I get the feeling that the professor research is much more important than the teaching is and that there is actually no teaching here but passing on of information and facts.

All in all the age , the experience, the knowledge and the mathematical differences are much more prominent in the German university system than the American university system which I was a part of. I feel also that differences among students and pupils are more celebrated and accepted in the US than in Germany.

I think that I should at least mention the status that mathematics has in most universities and schools in both countries and cultures. Mathematics is a discipline or subject that seems to have a very special status in our societies and in our educational systems. Not everyone can get to the position of achievement in this very mystifying realm of numbers and dimensions. Only the few gifted and hardworking are able to succeed and proceed in this area. It is like they acquire access to a language that only few are privileged enough to acquire. Mathematics is so that not every one is allowed entry into its gates. This subject is then so thought upon as so concrete that people never question the reliability or functionality of this field, a field that is thought of as rigid and systematic and a part of our world like you and I. This mathematical truth is taken and looked upon as a given, a position that hasn’t been rightfully earned, that has been created maybe to raise the status of this subject and discipline. This feeling actually then isolates itself and the few people who do work in this field.

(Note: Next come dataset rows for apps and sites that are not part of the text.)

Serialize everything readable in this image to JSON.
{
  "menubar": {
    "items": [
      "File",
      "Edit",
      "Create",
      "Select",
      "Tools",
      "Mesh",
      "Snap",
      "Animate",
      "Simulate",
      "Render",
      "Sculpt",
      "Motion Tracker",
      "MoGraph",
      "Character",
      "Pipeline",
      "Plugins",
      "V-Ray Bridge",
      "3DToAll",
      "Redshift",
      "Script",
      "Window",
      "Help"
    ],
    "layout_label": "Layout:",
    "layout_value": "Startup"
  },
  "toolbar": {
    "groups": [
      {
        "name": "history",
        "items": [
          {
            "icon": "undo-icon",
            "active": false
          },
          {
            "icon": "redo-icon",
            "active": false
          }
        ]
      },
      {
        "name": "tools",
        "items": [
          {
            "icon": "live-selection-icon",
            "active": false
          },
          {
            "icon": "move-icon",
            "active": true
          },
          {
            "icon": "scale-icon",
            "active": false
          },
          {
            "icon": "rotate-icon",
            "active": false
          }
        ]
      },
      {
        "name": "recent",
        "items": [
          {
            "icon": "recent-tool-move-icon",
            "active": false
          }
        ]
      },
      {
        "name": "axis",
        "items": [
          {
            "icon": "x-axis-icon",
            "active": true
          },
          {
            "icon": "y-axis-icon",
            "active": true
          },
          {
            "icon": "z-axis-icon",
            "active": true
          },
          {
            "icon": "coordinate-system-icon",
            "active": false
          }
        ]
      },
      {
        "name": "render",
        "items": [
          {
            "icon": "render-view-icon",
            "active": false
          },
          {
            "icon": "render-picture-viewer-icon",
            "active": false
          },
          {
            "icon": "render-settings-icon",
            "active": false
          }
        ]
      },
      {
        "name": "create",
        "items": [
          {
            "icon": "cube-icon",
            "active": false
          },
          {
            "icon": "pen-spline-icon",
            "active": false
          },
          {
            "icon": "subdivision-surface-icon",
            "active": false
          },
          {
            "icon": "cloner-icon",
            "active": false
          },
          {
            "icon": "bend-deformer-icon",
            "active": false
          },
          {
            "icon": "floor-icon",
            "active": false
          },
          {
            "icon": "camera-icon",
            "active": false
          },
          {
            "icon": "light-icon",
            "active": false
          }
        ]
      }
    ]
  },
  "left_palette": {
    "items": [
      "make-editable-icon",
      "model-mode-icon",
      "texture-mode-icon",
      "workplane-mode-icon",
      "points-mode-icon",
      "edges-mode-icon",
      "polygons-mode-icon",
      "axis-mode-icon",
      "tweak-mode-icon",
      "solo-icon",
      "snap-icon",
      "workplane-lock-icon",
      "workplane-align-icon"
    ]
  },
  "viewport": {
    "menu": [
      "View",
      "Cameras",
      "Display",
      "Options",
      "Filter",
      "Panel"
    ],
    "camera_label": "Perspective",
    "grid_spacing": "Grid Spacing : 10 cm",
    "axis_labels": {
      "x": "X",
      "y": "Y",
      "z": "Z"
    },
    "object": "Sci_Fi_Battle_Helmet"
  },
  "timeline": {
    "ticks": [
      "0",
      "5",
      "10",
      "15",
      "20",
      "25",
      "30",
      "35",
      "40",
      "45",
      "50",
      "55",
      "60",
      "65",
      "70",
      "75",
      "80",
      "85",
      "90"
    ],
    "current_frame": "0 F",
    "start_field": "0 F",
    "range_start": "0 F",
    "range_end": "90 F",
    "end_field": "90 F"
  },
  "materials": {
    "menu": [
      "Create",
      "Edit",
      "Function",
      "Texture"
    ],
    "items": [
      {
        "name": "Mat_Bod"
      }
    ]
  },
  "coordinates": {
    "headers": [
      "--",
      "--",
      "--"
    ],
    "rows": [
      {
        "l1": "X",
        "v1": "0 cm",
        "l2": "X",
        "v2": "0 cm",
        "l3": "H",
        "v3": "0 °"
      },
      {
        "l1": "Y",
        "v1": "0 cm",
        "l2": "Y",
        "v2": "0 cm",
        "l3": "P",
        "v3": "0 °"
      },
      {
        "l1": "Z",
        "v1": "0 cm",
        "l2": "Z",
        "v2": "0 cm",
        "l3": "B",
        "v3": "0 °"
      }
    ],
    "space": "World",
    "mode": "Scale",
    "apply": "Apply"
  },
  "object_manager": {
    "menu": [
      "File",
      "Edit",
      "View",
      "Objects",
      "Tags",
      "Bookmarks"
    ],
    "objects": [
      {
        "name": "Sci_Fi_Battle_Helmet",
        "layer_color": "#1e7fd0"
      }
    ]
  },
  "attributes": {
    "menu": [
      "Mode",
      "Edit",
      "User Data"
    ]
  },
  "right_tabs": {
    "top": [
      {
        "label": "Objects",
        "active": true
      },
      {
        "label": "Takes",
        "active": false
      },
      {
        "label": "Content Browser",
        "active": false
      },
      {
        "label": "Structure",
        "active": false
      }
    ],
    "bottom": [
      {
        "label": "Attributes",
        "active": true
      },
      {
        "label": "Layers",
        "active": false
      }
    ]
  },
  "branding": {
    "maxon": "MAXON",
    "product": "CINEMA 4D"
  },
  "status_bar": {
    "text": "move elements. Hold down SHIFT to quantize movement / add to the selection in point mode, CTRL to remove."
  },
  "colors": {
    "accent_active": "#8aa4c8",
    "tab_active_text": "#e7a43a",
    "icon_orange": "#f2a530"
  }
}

What I described before was what I have experienced in both of these countries. I do believe though, that because of the school systems, teacher trainer programmes, university systems that are available in the two countries being presented, that the learning and teaching experiences that I had in the US are more likely to happen there and tend to encourage question solving, inquiry, opinion forming, etc., which are all key and vital in doing or creating mathematics. These skills, once acquired, foster the further studying of mathematics or the further working in this area of study for all people, regardless of sex, gender, sexuality, ethnicity, religion, political background, etc. These skills give more people the possibility to choose mathematics and go deeper in this subject area. Because these skills are easier to learn and obtain in the US, it is easier or more common for people to go on in this subject area. This is something that mathematics, be it the subject, discipline or field should or must aim for.

Thank you very much.